  12. Newgurl17

    Holding HS Meds

    Yes, RN was notified. Resident was agitated this morning during AM care but not hs care this evening. More alert this evening than she was yesterday evening.
  13. Newgurl17

    Holding HS Meds

    Usually we let the RN know what's going on, they give us direction, we continue to monitor, then notify the physician via fax, unless the resident's condition is more urgent, then the RN gives the on-call physician a call. In other instances, the nurse lead (an LPN or RN usually) may have us trial holding medications, like risperidone, if a resident is too sedated, then we fax the physician of the trial was effective to discontinue the order
  14. Newgurl17

    Holding HS Meds

    Meds were scheduled
  15. Newgurl17

    Length of Time it Takes to be a Good Nurse...?

    Yes, as of this year 🙂 amd things have gotten better for me! A few CNA's and an RN have told me that I was a good nurse!
  16. Newgurl17

    Holding HS Meds

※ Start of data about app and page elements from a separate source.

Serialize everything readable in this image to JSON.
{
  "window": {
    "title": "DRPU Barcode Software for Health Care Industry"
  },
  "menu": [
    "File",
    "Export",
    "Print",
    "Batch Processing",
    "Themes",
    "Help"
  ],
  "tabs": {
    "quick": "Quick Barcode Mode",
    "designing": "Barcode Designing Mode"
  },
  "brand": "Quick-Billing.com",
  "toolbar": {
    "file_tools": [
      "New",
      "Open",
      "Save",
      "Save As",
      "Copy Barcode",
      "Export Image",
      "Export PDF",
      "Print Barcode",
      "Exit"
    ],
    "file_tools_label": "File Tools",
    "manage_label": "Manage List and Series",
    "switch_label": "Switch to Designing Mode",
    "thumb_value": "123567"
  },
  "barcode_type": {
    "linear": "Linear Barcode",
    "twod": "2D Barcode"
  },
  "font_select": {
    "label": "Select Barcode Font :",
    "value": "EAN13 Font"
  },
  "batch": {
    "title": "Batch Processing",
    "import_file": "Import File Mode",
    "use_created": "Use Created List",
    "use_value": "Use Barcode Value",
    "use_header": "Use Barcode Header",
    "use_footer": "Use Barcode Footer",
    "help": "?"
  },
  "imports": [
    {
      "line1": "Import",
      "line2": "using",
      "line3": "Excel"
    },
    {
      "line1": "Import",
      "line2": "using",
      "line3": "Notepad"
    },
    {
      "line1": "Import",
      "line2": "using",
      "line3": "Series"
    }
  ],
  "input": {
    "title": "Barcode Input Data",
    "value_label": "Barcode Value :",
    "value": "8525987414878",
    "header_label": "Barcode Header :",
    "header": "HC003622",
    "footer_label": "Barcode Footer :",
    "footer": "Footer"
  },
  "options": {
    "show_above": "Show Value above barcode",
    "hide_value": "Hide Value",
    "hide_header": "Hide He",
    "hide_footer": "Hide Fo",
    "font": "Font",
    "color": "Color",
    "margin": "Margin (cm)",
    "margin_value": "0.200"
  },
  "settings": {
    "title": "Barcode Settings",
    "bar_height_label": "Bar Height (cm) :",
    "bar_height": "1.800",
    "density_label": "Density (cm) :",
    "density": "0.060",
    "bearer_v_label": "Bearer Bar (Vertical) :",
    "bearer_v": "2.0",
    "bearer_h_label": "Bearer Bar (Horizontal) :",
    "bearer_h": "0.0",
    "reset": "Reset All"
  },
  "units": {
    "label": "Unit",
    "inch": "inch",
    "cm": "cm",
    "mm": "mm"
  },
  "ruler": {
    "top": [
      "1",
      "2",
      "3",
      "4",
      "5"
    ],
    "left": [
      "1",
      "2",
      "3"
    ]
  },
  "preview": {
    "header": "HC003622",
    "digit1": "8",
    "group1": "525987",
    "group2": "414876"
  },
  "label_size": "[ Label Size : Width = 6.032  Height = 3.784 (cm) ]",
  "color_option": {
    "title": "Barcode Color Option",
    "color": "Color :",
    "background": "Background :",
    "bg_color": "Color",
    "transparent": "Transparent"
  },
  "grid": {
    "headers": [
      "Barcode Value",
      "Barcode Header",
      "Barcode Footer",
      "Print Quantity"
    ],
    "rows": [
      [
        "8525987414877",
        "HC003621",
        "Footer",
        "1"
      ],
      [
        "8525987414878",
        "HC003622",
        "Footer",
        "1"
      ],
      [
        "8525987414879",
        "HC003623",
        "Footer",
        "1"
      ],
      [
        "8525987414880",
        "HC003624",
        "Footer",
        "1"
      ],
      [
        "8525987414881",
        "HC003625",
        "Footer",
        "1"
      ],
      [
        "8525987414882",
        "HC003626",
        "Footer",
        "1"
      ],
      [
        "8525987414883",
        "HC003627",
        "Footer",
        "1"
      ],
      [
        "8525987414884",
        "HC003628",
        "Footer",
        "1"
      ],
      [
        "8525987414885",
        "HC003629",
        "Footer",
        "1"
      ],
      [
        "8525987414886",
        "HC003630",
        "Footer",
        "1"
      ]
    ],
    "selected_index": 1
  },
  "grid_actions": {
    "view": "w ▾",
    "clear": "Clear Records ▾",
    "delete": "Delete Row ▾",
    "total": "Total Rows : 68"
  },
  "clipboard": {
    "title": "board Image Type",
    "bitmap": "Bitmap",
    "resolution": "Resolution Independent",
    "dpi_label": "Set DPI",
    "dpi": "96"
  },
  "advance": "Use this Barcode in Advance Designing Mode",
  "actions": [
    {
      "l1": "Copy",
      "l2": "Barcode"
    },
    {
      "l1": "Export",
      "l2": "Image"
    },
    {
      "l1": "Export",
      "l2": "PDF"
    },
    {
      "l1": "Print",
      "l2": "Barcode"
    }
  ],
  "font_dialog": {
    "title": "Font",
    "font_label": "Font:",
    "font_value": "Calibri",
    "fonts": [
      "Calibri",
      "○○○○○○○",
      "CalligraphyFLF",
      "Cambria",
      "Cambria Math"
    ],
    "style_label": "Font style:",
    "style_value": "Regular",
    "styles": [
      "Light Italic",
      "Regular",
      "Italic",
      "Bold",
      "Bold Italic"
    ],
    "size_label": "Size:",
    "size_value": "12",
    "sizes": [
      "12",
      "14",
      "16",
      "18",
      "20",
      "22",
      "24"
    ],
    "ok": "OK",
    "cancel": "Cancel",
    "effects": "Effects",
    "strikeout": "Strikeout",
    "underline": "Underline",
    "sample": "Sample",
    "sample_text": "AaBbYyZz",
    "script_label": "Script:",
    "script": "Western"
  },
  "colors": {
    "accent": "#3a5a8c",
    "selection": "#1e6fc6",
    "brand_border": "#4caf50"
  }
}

    Hey all, I'm still working in a special care unit. So I was working this evening with a lady who gets a scheduled Seroquel 25mg tab and a 50mg (I think) tab of a sleeping medication (trazadone). This lady was sleeping in her wheelchair after supper, had little intake at supper as per CNA. In report it said that she was slowly declining. She was able to wake up for me for a while. I decided that I would hold off on giving the seroquel and trazadone, as she was already so sleepy. Another tine she was with a volunteer who stated that she was tired at 1830 so the cnas put her to bed early. I didn't have a chance to give her her medications because she was sleeping. When she didn't have her medications, she was up at 0200 but she was helped back to bed again with no issues. If I was on another unit (not special care) in the facility, I would have held the antipsychotic and sleeping medication and that's what myself and other nurses were instructed to do? I only the held the meds tonight because I was afraid that this lady would be over-sedated?? Should I have given the medications?